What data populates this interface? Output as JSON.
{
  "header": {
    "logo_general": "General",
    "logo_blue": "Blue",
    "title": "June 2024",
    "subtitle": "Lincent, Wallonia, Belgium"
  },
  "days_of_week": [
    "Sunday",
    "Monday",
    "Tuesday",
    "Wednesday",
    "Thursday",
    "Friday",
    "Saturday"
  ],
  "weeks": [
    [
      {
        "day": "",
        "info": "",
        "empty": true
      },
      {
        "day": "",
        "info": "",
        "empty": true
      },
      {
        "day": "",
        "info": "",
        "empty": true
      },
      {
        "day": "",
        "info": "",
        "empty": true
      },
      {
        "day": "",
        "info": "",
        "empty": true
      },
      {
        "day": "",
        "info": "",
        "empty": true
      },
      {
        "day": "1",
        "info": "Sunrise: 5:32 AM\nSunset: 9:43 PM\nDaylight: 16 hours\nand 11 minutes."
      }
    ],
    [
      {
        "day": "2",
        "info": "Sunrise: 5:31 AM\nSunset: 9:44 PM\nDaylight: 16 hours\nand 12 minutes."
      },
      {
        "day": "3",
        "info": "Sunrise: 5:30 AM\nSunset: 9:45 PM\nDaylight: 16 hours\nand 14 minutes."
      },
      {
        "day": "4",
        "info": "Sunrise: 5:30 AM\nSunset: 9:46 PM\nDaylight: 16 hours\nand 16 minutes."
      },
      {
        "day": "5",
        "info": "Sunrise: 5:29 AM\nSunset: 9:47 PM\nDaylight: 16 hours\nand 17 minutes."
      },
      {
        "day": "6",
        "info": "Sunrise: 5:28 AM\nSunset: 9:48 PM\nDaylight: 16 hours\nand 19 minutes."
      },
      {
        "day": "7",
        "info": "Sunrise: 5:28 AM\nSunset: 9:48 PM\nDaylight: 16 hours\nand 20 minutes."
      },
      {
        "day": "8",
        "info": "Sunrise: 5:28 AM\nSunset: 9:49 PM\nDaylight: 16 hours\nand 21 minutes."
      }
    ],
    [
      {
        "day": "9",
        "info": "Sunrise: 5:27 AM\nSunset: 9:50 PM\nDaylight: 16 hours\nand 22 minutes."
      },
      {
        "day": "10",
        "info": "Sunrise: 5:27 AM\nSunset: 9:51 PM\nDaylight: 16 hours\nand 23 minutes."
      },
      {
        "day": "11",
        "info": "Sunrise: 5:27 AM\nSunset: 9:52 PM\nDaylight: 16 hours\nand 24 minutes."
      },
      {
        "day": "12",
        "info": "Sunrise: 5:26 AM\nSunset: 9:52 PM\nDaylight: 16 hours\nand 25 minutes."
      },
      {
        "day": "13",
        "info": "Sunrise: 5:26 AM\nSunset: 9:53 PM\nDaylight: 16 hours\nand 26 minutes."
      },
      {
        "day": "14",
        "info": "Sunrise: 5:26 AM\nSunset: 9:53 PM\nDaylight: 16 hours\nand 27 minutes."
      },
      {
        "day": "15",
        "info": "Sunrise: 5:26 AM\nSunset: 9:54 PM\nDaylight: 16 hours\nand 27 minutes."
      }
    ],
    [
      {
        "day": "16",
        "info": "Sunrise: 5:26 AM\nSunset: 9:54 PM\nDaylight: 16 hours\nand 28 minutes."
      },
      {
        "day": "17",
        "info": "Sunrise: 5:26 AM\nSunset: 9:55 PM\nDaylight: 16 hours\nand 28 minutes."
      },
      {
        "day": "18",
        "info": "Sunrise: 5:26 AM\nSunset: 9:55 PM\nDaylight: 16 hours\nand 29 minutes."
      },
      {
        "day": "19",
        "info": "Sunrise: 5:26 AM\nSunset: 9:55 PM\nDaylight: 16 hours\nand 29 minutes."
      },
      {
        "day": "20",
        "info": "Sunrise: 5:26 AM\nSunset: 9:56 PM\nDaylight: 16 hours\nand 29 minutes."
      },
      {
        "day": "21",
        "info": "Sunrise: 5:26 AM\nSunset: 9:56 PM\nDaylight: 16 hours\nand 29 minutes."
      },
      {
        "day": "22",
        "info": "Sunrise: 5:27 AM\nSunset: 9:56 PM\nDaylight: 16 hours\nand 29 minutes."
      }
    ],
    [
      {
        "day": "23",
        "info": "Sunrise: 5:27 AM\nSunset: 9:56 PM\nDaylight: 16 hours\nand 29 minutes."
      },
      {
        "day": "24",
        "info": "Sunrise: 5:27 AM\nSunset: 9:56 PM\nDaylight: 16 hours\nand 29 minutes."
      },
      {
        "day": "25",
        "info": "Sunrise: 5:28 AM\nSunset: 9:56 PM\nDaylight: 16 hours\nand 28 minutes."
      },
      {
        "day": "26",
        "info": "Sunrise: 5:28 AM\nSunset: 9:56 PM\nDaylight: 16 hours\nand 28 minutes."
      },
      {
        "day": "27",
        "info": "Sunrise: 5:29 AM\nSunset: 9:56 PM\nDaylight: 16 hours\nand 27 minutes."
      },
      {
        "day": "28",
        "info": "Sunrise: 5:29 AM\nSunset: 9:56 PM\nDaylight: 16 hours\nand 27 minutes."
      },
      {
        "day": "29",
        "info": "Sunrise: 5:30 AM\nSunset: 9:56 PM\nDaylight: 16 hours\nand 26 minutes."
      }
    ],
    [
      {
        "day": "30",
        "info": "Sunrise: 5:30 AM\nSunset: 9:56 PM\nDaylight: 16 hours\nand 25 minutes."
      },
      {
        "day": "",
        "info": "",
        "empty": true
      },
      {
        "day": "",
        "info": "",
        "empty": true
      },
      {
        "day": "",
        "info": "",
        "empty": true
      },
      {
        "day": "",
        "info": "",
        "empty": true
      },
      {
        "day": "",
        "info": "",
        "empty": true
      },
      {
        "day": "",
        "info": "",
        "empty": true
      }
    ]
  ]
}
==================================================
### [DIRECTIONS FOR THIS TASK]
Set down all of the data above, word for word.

### [ANSWER BOX]
What data populates this interface? Output as JSON.
{
  "header": {
    "logo_general": "General",
    "logo_blue": "Blue",
    "title": "June 2024",
    "subtitle": "Lincent, Wallonia, Belgium"
  },
  "days_of_week": [
    "Sunday",
    "Monday",
    "Tuesday",
    "Wednesday",
    "Thursday",
    "Friday",
    "Saturday"
  ],
  "weeks": [
    [
      {
        "day": "",
        "info": "",
        "empty": true
      },
      {
        "day": "",
        "info": "",
        "empty": true
      },
      {
        "day": "",
        "info": "",
        "empty": true
      },
      {
        "day": "",
        "info": "",
        "empty": true
      },
      {
        "day": "",
        "info": "",
        "empty": true
      },
      {
        "day": "",
        "info": "",
        "empty": true
      },
      {
        "day": "1",
        "info": "Sunrise: 5:32 AM\nSunset: 9:43 PM\nDaylight: 16 hours\nand 11 minutes."
      }
    ],
    [
      {
        "day": "2",
        "info": "Sunrise: 5:31 AM\nSunset: 9:44 PM\nDaylight: 16 hours\nand 12 minutes."
      },
      {
        "day": "3",
        "info": "Sunrise: 5:30 AM\nSunset: 9:45 PM\nDaylight: 16 hours\nand 14 minutes."
      },
      {
        "day": "4",
        "info": "Sunrise: 5:30 AM\nSunset: 9:46 PM\nDaylight: 16 hours\nand 16 minutes."
      },
      {
        "day": "5",
        "info": "Sunrise: 5:29 AM\nSunset: 9:47 PM\nDaylight: 16 hours\nand 17 minutes."
      },
      {
        "day": "6",
        "info": "Sunrise: 5:28 AM\nSunset: 9:48 PM\nDaylight: 16 hours\nand 19 minutes."
      },
      {
        "day": "7",
        "info": "Sunrise: 5:28 AM\nSunset: 9:48 PM\nDaylight: 16 hours\nand 20 minutes."
      },
      {
        "day": "8",
        "info": "Sunrise: 5:28 AM\nSunset: 9:49 PM\nDaylight: 16 hours\nand 21 minutes."
      }
    ],
    [
      {
        "day": "9",
        "info": "Sunrise: 5:27 AM\nSunset: 9:50 PM\nDaylight: 16 hours\nand 22 minutes."
      },
      {
        "day": "10",
        "info": "Sunrise: 5:27 AM\nSunset: 9:51 PM\nDaylight: 16 hours\nand 23 minutes."
      },
      {
        "day": "11",
        "info": "Sunrise: 5:27 AM\nSunset: 9:52 PM\nDaylight: 16 hours\nand 24 minutes."
      },
      {
        "day": "12",
        "info": "Sunrise: 5:26 AM\nSunset: 9:52 PM\nDaylight: 16 hours\nand 25 minutes."
      },
      {
        "day": "13",
        "info": "Sunrise: 5:26 AM\nSunset: 9:53 PM\nDaylight: 16 hours\nand 26 minutes."
      },
      {
        "day": "14",
        "info": "Sunrise: 5:26 AM\nSunset: 9:53 PM\nDaylight: 16 hours\nand 27 minutes."
      },
      {
        "day": "15",
        "info": "Sunrise: 5:26 AM\nSunset: 9:54 PM\nDaylight: 16 hours\nand 27 minutes."
      }
    ],
    [
      {
        "day": "16",
        "info": "Sunrise: 5:26 AM\nSunset: 9:54 PM\nDaylight: 16 hours\nand 28 minutes."
      },
      {
        "day": "17",
        "info": "Sunrise: 5:26 AM\nSunset: 9:55 PM\nDaylight: 16 hours\nand 28 minutes."
      },
      {
        "day": "18",
        "info": "Sunrise: 5:26 AM\nSunset: 9:55 PM\nDaylight: 16 hours\nand 29 minutes."
      },
      {
        "day": "19",
        "info": "Sunrise: 5:26 AM\nSunset: 9:55 PM\nDaylight: 16 hours\nand 29 minutes."
      },
      {
        "day": "20",
        "info": "Sunrise: 5:26 AM\nSunset: 9:56 PM\nDaylight: 16 hours\nand 29 minutes."
      },
      {
        "day": "21",
        "info": "Sunrise: 5:26 AM\nSunset: 9:56 PM\nDaylight: 16 hours\nand 29 minutes."
      },
      {
        "day": "22",
        "info": "Sunrise: 5:27 AM\nSunset: 9:56 PM\nDaylight: 16 hours\nand 29 minutes."
      }
    ],
    [
      {
        "day": "23",
        "info": "Sunrise: 5:27 AM\nSunset: 9:56 PM\nDaylight: 16 hours\nand 29 minutes."
      },
      {
        "day": "24",
        "info": "Sunrise: 5:27 AM\nSunset: 9:56 PM\nDaylight: 16 hours\nand 29 minutes."
      },
      {
        "day": "25",
        "info": "Sunrise: 5:28 AM\nSunset: 9:56 PM\nDaylight: 16 hours\nand 28 minutes."
      },
      {
        "day": "26",
        "info": "Sunrise: 5:28 AM\nSunset: 9:56 PM\nDaylight: 16 hours\nand 28 minutes."
      },
      {
        "day": "27",
        "info": "Sunrise: 5:29 AM\nSunset: 9:56 PM\nDaylight: 16 hours\nand 27 minutes."
      },
      {
        "day": "28",
        "info": "Sunrise: 5:29 AM\nSunset: 9:56 PM\nDaylight: 16 hours\nand 27 minutes."
      },
      {
        "day": "29",
        "info": "Sunrise: 5:30 AM\nSunset: 9:56 PM\nDaylight: 16 hours\nand 26 minutes."
      }
    ],
    [
      {
        "day": "30",
        "info": "Sunrise: 5:30 AM\nSunset: 9:56 PM\nDaylight: 16 hours\nand 25 minutes."
      },
      {
        "day": "",
        "info": "",
        "empty": true
      },
      {
        "day": "",
        "info": "",
        "empty": true
      },
      {
        "day": "",
        "info": "",
        "empty": true
      },
      {
        "day": "",
        "info": "",
        "empty": true
      },
      {
        "day": "",
        "info": "",
        "empty": true
      },
      {
        "day": "",
        "info": "",
        "empty": true
      }
    ]
  ]
}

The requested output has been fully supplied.